- [REQUIREMENT]:
Pull each line holding "icon" out of the entries below.

(Collected data)
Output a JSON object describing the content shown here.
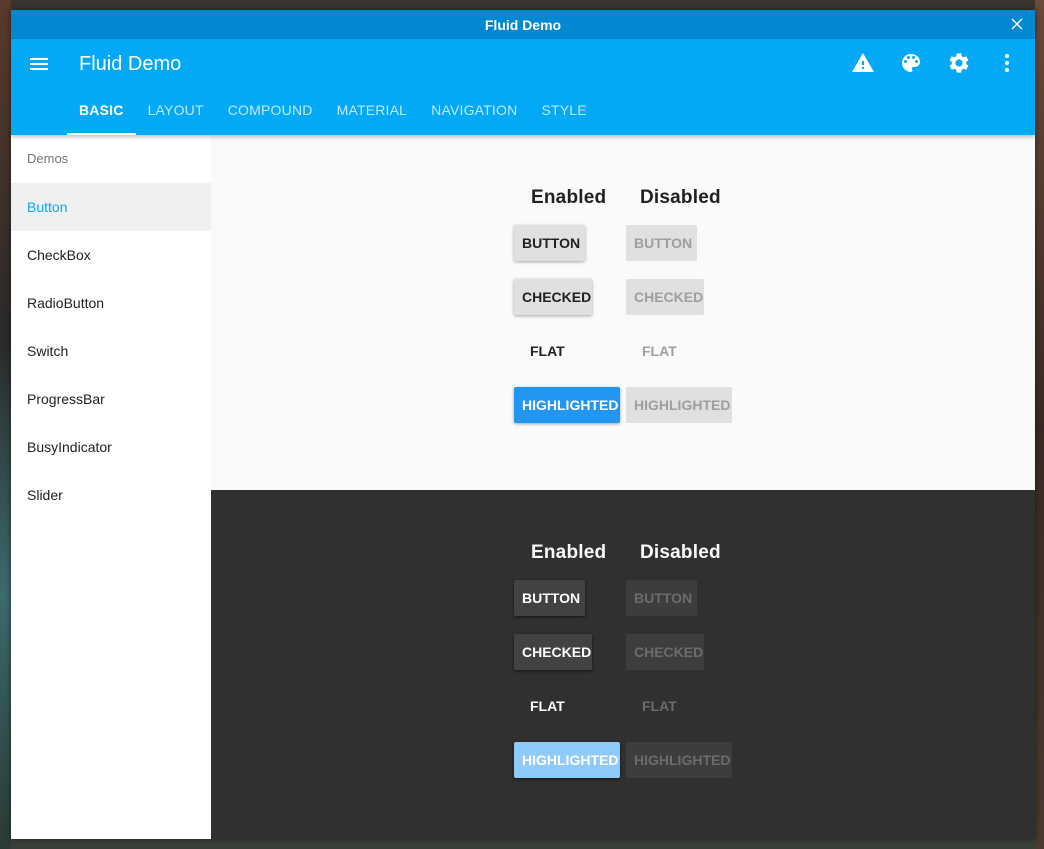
{
  "window": {
    "title": "Fluid Demo"
  },
  "appbar": {
    "title": "Fluid Demo",
    "actions": [
      "warning-icon",
      "palette-icon",
      "settings-icon",
      "more-vert-icon"
    ]
  },
  "tabs": [
    "BASIC",
    "LAYOUT",
    "COMPOUND",
    "MATERIAL",
    "NAVIGATION",
    "STYLE"
  ],
  "active_tab": "BASIC",
  "sidebar": {
    "header": "Demos",
    "items": [
      "Button",
      "CheckBox",
      "RadioButton",
      "Switch",
      "ProgressBar",
      "BusyIndicator",
      "Slider"
    ],
    "active": "Button"
  },
  "demo": {
    "enabled_header": "Enabled",
    "disabled_header": "Disabled",
    "button_label": "BUTTON",
    "checked_label": "CHECKED",
    "flat_label": "FLAT",
    "highlighted_label": "HIGHLIGHTED"
  },
  "colors": {
    "titlebar": "#0288d1",
    "appbar": "#03a9f4",
    "highlight_light": "#2196f3",
    "highlight_dark": "#90caf9",
    "dark_bg": "#303030"
  }
}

- [RESPONSE TO THE TASK]:
      "warning-icon",
      "palette-icon",
      "settings-icon",
      "more-vert-icon"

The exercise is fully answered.